In the subtly grand modernist concert hall of the Royal Northern College of Music, the three of them set about constructing one of the most magical gigs I’ve been to this year. Opener ‘Civil Servant’, about various unhappy employees, a business park worker, a teacher, a disability allowance adjudicator, is a magnificent way to start proceedings. Its rollicking, almost metal riffs combining theatrically with Dawson’s falsetto, telling us the tale of an unhappy employee who doesn’t want to go “back to that seething vipers nest” and dreams of bashing in a colleague’s head with a sellotape dispenser; it’s final denouncement of ringing in sick to stay in bed and play Call of Duty turned into the more powerful statement of never going back to “this dirty work again” and the repeated refrain of “I refuse! Refuse! Refuse!” towering in its urgency and power.

The ultra-current ‘The Queens Head’ about a flood in the North is gloriously poignant, full of lovely detail like, “we park up at the derelict primary school, tie bags for life around our ankles and wade across the playing field” and this whole verse, telling us more about the state of our nation than any 2000 word newspaper article on the election:

‘There’s a crowd gathered ’round the fat-headed butcher
Who’s back on his soap box again
Bemoaning the lack of adequate flood defences
Somehow putting it down to
‘an insurge of benefit-scrounging immigrants’
While handing out packs of sausages, black puddings, ham and haggises
Avoiding making eye contact, we hurry past the baying throng’

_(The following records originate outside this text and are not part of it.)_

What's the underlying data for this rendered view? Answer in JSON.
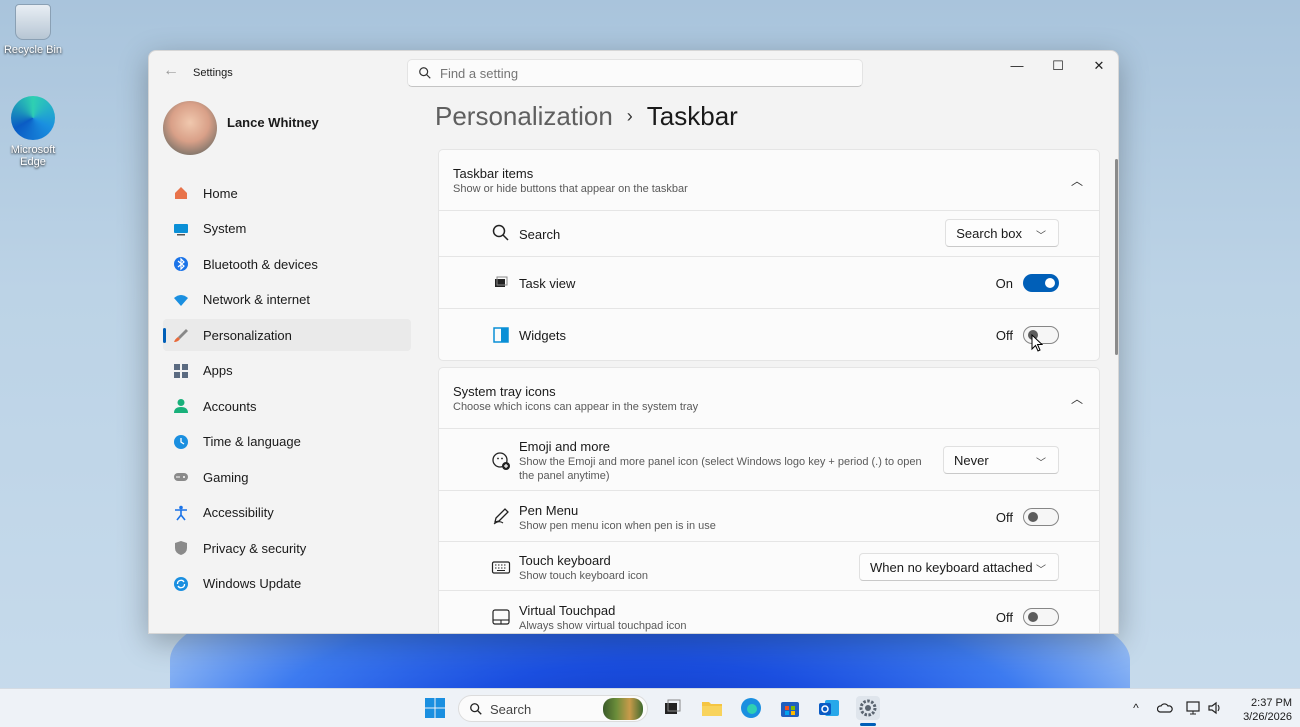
{
  "desktop": {
    "icons": [
      {
        "label": "Recycle Bin"
      },
      {
        "label": "Microsoft Edge"
      }
    ]
  },
  "window": {
    "app_title": "Settings",
    "search_placeholder": "Find a setting",
    "controls": {
      "minimize": "—",
      "maximize": "☐",
      "close": "✕"
    }
  },
  "profile": {
    "name": "Lance Whitney"
  },
  "nav": {
    "items": [
      {
        "label": "Home",
        "icon": "home-icon",
        "color": "#e8734a"
      },
      {
        "label": "System",
        "icon": "system-icon",
        "color": "#0a8fd6"
      },
      {
        "label": "Bluetooth & devices",
        "icon": "bluetooth-icon",
        "color": "#1a73e8"
      },
      {
        "label": "Network & internet",
        "icon": "wifi-icon",
        "color": "#1a8fe0"
      },
      {
        "label": "Personalization",
        "icon": "brush-icon",
        "color": "#e86a3a",
        "active": true
      },
      {
        "label": "Apps",
        "icon": "apps-icon",
        "color": "#5a6a80"
      },
      {
        "label": "Accounts",
        "icon": "accounts-icon",
        "color": "#18b07a"
      },
      {
        "label": "Time & language",
        "icon": "globe-clock-icon",
        "color": "#1a8fe0"
      },
      {
        "label": "Gaming",
        "icon": "gamepad-icon",
        "color": "#8a8a8a"
      },
      {
        "label": "Accessibility",
        "icon": "accessibility-icon",
        "color": "#1a73e8"
      },
      {
        "label": "Privacy & security",
        "icon": "shield-icon",
        "color": "#8a8a8a"
      },
      {
        "label": "Windows Update",
        "icon": "update-icon",
        "color": "#1a8fe0"
      }
    ]
  },
  "breadcrumb": {
    "parent": "Personalization",
    "separator": "›",
    "current": "Taskbar"
  },
  "taskbar_items": {
    "title": "Taskbar items",
    "subtitle": "Show or hide buttons that appear on the taskbar",
    "rows": [
      {
        "label": "Search",
        "icon": "search-icon",
        "control": "dropdown",
        "value": "Search box"
      },
      {
        "label": "Task view",
        "icon": "task-view-icon",
        "control": "toggle",
        "state_label": "On",
        "on": true
      },
      {
        "label": "Widgets",
        "icon": "widgets-icon",
        "control": "toggle",
        "state_label": "Off",
        "on": false
      }
    ]
  },
  "tray_icons": {
    "title": "System tray icons",
    "subtitle": "Choose which icons can appear in the system tray",
    "rows": [
      {
        "label": "Emoji and more",
        "desc": "Show the Emoji and more panel icon (select Windows logo key + period (.) to open the panel anytime)",
        "icon": "emoji-icon",
        "control": "dropdown",
        "value": "Never"
      },
      {
        "label": "Pen Menu",
        "desc": "Show pen menu icon when pen is in use",
        "icon": "pen-icon",
        "control": "toggle",
        "state_label": "Off",
        "on": false
      },
      {
        "label": "Touch keyboard",
        "desc": "Show touch keyboard icon",
        "icon": "keyboard-icon",
        "control": "dropdown",
        "value": "When no keyboard attached"
      },
      {
        "label": "Virtual Touchpad",
        "desc": "Always show virtual touchpad icon",
        "icon": "touchpad-icon",
        "control": "toggle",
        "state_label": "Off",
        "on": false
      }
    ]
  },
  "taskbar": {
    "search_label": "Search",
    "tray": {
      "chevron": "^"
    },
    "clock": {
      "time": "2:37 PM",
      "date": "3/26/2026"
    }
  },
  "colors": {
    "accent": "#005fb8"
  }
}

What happens next is extraordinary even by the standards of this gig. Dawson puts his guitar down into his open case, which has been sitting open behind him like a busker’s plea for money (the busker aesthetic fits with Dawson’s general adorable unkemptness), and in telling us that this is a charade to give his hand a rest after playing so many bar chords dressed up as a special presentation, he sets about singing ‘The Almsgiver’ completely a capella at the front of the stage. It’s a song from a compilation of traditional English folk songs, except this isn’t one of those, it’s actually one he wrote in that style, and it’s utterly, heart-wrenchingly brilliant presented in this format, Dawson, singing with his eyes shut and his hand on his belly, reaching out to the balcony with the olden day tale.

We get a couple of choice cuts from Peasant including the aforementioned ‘Hob’, and an astonishing closing ‘Ogre’, which is extended out to atonal guitar musings as the whole thing seems close to collapsing in on itself, but which is, of course, intricately staged and immaculately ramshackle. We also get ‘Jogging’, the extraordinary single that introduced us to 2020, a song about struggling with anxiety and using running to help manage it, it’s faux metal riff introduced with a brief blast of Black Sabbath’s ‘Iron Man’. It has one of my favourite lines from the whole album: “I know I must be paranoid/ this morning in memorial park/ I thought I hear a busker/ sneak an ugly word into Wonderwall as I went by”; I don’t know why, it just makes me beam with joy, and this rendition weirdly brought me close to tears, mainly happy tears, probably banked up from the last hour or so of grinning so hard. If you have never listened to Richard Dawson then I implore you to give 2020 a go and then delve deeper. He is an extraordinary person, and he and his exquisite songs deserve the widest audience possible. A special, special night. *all the heart eye emojis*

Richard Dawson: Official | Facebook | Twitter